Different types of setting for your Engagement ring
Claw/ Prong Settings
Claw or prong settings are also a prevalent type of setting for wedding rings. The shape, size, and number of claws can be different, giving a different look. Six claw settings provide a simple yet contemporary look while fastening the diamond properly and are the most regular pick for a round well-cut diamond. Four claw settings offer a modern feel and are commonly used for princess cut diamond rings but can also use for other diamond cuts.
Eight claw settings provide more protection and, in some cases, are used to cut huge stones, but the diamond can appear a little compact. A few diamond shapes and ring designs can require the use of three or even two claws. This claw’s edges can be sculpture, but rounded claws are well-known as they hardly undergo scratch.
You might have heard of the Gypsy setting at a men’s jewelry store you’ve been to. The band atop the Gypsy setting is a lengthy piece thicker at the top—carved like a dome with the stone placed in the middle and flushed with the band. You won’t find any prong in the Gypsy setting; thus, it looks neat and smooth. This setting, in some cases, is known as a shot setting, a flush mount setting, or burnish setting. Like the Bezel setting, the top of the diamond is the only revealed part within the Gypsy setting.

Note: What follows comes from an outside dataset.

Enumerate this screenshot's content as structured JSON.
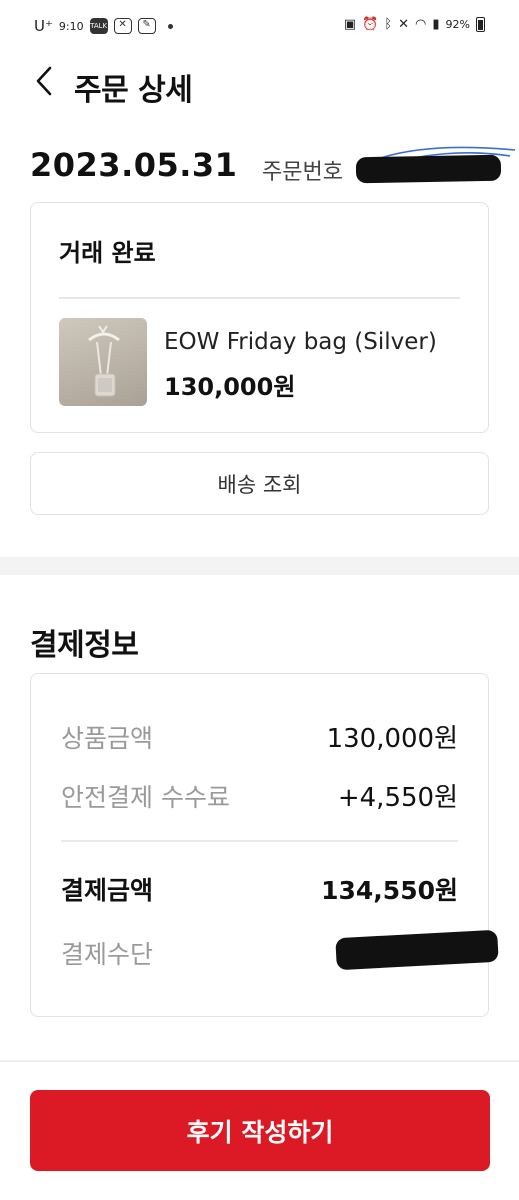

The bezel or rub-over setting is where the metal fully encircles the outer tip of the stone. Metal is pushed over the corner of the stone, thus creating a very safe type of setting for the diamond. The breadth of the bezel can be different for various looks and designs. Semi-bezels are those areas of the bezel that has to take out to reveal a few edges of the stone.

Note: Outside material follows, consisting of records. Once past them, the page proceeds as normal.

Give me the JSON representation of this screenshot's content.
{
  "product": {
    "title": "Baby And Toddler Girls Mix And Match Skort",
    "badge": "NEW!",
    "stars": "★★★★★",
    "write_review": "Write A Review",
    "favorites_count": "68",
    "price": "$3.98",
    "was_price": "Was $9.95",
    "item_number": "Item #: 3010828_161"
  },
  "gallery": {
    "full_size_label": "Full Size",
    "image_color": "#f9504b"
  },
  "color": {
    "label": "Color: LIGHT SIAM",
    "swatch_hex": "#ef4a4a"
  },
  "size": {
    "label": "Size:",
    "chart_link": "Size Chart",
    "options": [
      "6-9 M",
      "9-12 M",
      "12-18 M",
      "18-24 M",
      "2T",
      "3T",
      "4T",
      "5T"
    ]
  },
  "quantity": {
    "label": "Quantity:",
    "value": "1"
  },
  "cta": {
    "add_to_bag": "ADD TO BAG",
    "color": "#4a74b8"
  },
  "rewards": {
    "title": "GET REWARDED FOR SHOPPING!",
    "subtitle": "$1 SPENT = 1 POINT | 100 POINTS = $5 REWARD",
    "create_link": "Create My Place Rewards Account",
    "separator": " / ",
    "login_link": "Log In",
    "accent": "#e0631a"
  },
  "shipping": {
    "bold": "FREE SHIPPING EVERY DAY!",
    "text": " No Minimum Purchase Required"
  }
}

A properly cut diamond needs no light to reflect into the sides of the stone; therefore, a bezel setting will not limit the elegance or glitter of a diamond. Some colored gemstones can be protected more with a bezel, thereby extending their shelf-life when used. The bezel setting provides a superb means of protecting the edge and the bottom of a precious stone from scratches and chips.
A cluster setting encircles a bigger center stone with many smaller stones. It manufactures to produce a pretty piece of diamond jewelry from several smaller stones. This type of setting gives the appearance of a bigger stone. At times, the cluster is joined into designs or shapes to revitalize the look of the ring. This attention-grabbing setting is usually more distinct and contributes character which can be classic.
It is used frequently for eternity rings, diamond engagement rings, and ring shoulders. The channel setting is a very clean and lengthy means of setting diamonds in a channel, making way for a proportional flow of diamonds. Make sure that the diamonds are calibrating (have similar size) to be precision set with every diamond touching the tip of another diamond.
It is a famous setting because of the diamond’s unrestricted flow across the ring with no metal in between. The diamonds lie within tiny recesses cut into every corner of the ring within the channel and are held in place tightly. Princess cut diamonds are especially good for this design together with baguettes as they take to the lines of the channel with no space in between.
Pave setting is employed when working with many small diamonds fastened into the surface of the metal with tiny beads of metal dangling from the ring itself and acting like small claws. Anytime you find more than a row of diamonds already set, it is known as a pave’ setting that ordinarily means paved with regards to diamonds.
Bead setting used for little diamonds securing them into the exterior of the metal with tiny beads of metal dangling from the ring itself and acting like small claws. These styles are kind of a traditional means of setting a few small stones onto a ring, and if the tips have a mill grain finish, this kind of setting can give an antique look. Bead settings are frequently used on wedding rings’ shoulders or to set a few stones into an engagement ring.
Like the Channel setting, the Bar setting is also often used in engagement and anniversary bands but can also be found in necklaces and bracelets. The Bar setting features a band of diamonds, with each stone fastened by a long thin bar shared amid two stones. This setting type has a modern as well as classic look. The diamonds are divulged on two sides, so you would typically see the elegance of the diamonds more.
An illusion setting is used for smaller stones; often, princess cuts are set close to one other and fastened at the base to create the illusion of a bigger diamond. The illusion setting has more depth than others and gives a visually fascinating piece. This ring setting type can be used for a small diamond encircled by patterned precious metals that give the illusion that the diamond is more significant than it truly is. In whichever setting, the aim is to create a beautiful and unique ring.
A tension-set diamond is held securely using the band’s metal pressure, which is meant to “squeeze” the diamond. The outcome is a very fashionable, modern look that can be employed when setting earrings, necklaces, and rings. This setting type is a contemporary or insightful look whereby the diamond seems as if it is suspended in mid-air. It gives way for the diamond to be seen in its entire shape and is often easy to clean.